When talking to new comers, 60% of the time they complain about the high price of goods, other 50% of the time they nag about the weather. (there is a 10% overlap). There’s a good ol’ Norwegian proverb: “there is no bad weather, just bad clothing”.
I’m from Canada and the Swedish winter is a piece of cake. Today, I will show you how to stay warm and prove it through engineering analysis. (I should publish a paper on this).
We will do so by examining external variables. Namely, where do you lose most heat and what kind of “cold” weather you are dealing with. Subsequently, we will understand the principle behind insulation.
**Warning: you would spend 95% of your day indoor with air heater on full. If you overdress, you will be sweaty. Thus, good engineering judgement should be utilized.
%% 1. Where do you lose heat?
Here in Figure 1, we have an infrared image of the human body. The red regions are the hottest parts of the human body, and that is where you have the highest rate of heat losses. So wrap those places up!
Please be aware of your fingertips and toes. Since blood circulation is reduced in those parts, frostbites are particularly dangerous. So wear mittens or add a second layer of wool socks in EXTREME scenario.
%% 2. What is insulation?
Let’s talk Heat Transfer.
Definition: Insulation is the measure of thermal resistance a material has to counter heat flow. Higher the Resistance value (R) the warmer you will be.
It is interesting to note, by adding thickness of insulation does not guarantee increase in heat loss resistance. Contrary, it is possible to decrease insulation due to increase in heat transfer surface area. So don’t buy an expensive jacket because it looks “warm”.
Slim-fit jeans are well fitted by the Swedes, for fashion and science. Yes, skinny jeans keep you warmer. This reasoning can be confirmed by comparing the “jeans and leg model” to an insulated thermos bottle. Having a tight layer of air around the bottle keeps the beverage warm for longer, similarly the airtight jeans sandwich a thin layer of air, resulting in warmer legs. A more realistic model is the jeans are close to the human body, imperfect contact creates contact resistance. Such resistance takes convective, conduction and radiation heat transfer in parallel, resulting in larger thermal resistance. See Figure 3.
%% 3. Understand what kind of cold you are dealing with?
COLD = f(temperature, air humidity, wind chill) … Equation 1
First, the temperature is “a comparative objective measure of hot and cold. It is measured, typically by a thermometer” (Source: Wikipedia). If it is 0~5˙C, that’s a bit chilly; -5~-10˙C is cold; -10~-15˙C is very cold; beyond -15˙C you need another course on winter safety precaution. Don’t be fooled by the thermometer readings, as they are not true representation of the weather condition. As shown by Equation 1, coldness is a function of temperature, air humidity and wind chill. So, read on.

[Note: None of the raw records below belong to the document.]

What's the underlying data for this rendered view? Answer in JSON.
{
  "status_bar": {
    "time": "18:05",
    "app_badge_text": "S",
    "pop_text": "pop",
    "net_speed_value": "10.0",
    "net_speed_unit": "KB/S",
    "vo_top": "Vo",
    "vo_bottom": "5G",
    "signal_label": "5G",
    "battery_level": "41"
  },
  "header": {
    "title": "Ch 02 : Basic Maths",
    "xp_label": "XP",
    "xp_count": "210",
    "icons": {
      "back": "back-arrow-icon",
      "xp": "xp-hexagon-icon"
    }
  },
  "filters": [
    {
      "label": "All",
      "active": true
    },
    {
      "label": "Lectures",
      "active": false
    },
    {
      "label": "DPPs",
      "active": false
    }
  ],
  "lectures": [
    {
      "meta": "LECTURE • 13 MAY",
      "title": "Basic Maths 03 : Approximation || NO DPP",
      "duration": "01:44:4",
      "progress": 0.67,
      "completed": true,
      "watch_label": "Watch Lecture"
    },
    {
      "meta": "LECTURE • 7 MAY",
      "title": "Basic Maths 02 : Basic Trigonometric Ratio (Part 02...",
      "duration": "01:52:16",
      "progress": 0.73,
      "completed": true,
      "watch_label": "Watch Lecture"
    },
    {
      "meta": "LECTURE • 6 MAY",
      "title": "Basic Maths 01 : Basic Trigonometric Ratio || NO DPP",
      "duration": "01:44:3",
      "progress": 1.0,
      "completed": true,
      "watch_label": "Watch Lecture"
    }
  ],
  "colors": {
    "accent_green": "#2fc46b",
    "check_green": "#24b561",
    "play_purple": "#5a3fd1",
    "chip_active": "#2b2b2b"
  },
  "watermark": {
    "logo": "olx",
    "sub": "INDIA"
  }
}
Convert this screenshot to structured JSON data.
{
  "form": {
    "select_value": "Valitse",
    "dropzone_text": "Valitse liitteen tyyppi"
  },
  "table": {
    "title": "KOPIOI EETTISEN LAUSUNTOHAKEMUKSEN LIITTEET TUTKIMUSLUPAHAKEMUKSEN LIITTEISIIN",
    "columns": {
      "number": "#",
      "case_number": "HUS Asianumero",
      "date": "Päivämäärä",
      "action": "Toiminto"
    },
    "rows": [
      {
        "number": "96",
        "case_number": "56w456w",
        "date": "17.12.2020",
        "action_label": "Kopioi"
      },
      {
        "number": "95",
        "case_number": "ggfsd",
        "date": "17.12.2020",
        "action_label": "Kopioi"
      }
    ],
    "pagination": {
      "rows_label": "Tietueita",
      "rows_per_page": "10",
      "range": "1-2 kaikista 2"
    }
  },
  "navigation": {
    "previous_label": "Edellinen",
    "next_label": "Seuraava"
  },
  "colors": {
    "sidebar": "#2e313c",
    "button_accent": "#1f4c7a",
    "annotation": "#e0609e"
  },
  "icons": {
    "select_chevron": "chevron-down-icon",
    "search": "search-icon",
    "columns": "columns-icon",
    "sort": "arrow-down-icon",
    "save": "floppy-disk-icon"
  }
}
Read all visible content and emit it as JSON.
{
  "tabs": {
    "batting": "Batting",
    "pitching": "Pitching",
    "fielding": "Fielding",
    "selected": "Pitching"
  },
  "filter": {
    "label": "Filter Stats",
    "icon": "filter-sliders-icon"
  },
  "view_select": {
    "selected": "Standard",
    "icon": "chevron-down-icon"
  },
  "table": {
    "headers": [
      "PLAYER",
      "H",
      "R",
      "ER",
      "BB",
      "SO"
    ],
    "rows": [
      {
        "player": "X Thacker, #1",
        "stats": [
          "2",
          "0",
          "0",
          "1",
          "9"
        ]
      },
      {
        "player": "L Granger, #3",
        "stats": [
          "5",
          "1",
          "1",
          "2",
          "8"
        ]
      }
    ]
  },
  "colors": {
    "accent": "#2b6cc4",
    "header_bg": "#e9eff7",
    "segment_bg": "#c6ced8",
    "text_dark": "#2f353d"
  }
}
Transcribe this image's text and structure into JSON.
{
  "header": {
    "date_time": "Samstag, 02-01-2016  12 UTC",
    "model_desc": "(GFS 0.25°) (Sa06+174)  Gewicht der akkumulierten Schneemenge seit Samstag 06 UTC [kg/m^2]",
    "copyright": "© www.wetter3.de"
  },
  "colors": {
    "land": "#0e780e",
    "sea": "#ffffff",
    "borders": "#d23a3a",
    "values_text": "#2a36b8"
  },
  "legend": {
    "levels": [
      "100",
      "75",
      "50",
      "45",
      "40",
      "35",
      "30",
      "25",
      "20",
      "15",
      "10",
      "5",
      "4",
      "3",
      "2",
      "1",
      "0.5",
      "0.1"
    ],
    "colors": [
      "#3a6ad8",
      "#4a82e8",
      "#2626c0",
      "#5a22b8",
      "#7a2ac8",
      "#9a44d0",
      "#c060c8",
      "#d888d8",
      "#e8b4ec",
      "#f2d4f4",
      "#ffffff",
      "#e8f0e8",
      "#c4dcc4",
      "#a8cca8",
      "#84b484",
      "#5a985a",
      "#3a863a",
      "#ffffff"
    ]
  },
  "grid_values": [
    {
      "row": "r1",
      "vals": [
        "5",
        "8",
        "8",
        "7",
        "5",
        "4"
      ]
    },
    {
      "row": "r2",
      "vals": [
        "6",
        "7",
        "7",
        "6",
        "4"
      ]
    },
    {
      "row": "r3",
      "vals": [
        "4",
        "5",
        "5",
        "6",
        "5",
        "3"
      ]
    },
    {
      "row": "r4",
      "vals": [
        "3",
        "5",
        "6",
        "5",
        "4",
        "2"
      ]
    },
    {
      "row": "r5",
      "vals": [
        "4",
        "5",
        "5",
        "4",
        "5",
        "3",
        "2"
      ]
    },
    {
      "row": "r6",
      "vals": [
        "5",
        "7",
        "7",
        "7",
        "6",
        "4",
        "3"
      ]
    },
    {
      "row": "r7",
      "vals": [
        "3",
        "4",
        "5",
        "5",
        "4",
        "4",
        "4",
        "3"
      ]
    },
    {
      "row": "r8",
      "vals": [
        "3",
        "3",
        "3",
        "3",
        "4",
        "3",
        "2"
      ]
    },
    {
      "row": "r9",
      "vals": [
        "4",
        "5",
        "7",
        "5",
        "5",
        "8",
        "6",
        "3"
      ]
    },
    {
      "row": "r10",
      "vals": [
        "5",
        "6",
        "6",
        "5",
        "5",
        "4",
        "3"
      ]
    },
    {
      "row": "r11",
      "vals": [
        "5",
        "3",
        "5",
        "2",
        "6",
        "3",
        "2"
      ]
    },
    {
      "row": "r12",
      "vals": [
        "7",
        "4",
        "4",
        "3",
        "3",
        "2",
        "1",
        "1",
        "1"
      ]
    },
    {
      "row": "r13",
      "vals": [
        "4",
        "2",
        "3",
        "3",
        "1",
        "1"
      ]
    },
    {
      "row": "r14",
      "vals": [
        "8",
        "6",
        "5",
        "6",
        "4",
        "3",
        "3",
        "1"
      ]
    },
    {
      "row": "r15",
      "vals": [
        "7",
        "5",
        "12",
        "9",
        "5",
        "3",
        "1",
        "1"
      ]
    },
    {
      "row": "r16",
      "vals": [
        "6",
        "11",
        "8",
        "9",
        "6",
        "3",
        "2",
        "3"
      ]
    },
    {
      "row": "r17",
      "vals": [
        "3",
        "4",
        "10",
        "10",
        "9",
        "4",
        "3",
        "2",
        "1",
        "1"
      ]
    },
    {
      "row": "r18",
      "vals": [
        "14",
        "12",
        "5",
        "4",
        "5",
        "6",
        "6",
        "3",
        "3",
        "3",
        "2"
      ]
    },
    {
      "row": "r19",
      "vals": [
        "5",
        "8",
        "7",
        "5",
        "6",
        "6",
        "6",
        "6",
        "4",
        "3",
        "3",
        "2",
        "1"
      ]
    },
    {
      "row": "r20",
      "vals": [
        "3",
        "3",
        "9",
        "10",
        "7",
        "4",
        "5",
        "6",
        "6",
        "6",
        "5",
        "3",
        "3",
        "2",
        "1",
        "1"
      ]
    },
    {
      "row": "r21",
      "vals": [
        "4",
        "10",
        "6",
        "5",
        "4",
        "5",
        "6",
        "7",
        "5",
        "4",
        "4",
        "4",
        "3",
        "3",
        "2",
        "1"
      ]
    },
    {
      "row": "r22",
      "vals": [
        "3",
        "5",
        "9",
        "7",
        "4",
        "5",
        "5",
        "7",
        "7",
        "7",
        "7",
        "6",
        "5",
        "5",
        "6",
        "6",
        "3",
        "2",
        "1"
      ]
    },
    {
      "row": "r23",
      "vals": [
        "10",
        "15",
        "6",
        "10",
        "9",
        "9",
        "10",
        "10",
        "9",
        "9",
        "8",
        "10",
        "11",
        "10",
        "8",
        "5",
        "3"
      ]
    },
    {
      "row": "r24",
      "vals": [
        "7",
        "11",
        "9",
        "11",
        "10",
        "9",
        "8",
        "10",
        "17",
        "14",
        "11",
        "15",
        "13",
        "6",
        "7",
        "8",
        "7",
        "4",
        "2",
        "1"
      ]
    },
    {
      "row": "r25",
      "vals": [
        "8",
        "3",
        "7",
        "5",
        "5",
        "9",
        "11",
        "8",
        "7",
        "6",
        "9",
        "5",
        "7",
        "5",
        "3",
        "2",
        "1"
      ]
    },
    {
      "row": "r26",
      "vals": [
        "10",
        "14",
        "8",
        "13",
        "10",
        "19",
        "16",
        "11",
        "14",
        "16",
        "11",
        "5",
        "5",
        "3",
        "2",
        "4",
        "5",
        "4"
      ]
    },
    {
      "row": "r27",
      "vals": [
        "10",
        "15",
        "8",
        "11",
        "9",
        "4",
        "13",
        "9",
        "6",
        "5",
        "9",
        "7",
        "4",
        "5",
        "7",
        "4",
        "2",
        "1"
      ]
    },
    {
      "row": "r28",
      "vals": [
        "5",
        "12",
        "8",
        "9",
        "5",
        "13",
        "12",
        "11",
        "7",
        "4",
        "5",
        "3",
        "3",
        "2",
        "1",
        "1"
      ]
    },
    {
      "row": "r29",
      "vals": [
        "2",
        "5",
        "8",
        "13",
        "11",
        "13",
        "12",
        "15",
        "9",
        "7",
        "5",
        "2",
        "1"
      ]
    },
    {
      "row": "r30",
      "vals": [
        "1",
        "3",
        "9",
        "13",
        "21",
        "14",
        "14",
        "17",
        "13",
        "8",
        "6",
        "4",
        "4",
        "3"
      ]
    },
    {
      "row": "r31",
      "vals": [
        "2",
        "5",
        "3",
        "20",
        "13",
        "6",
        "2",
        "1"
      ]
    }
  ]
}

They say there are 1000 Inuit words for “snow” I say there are two words for cold. – “damp” and “dry”. If “damp cold” is what you are dealing with (ie. you are moving to the coast or near a lake), then subtract 5~7˙C from the thermometer reading. Humidity has a higher thermal capacity. Therefore it holds the heat in air better, creating a false illusion of “warmth”. However, your body has to input energy in order to evaporate the moisture out of your cloth, which in turn cools your body.
If you are living in humid winter regions, it is recommended to wear highly breathable and water repellent material clothing. Good examples are GoreTex or similar materials. (GoretTex is an advanced membrane material that repels water from exterior, refracting heat back to the body, all while expelling humidity inside the jacket. It is worth the investment!) See Figure 4.
If you live in dry-cold winter region (ie. in-land), then your focus is on insulation (in-depth discussion in sec. 2). Layer up! See Figure 5 for advise on lower body insulation.
%% 4. Conclusion & Recommendation
This document offers some basic insights to battling Swedish winter. It might not be 100% scientific.
I am actually waiting for my laundry to finish.
Agh! Swedish communal laundries…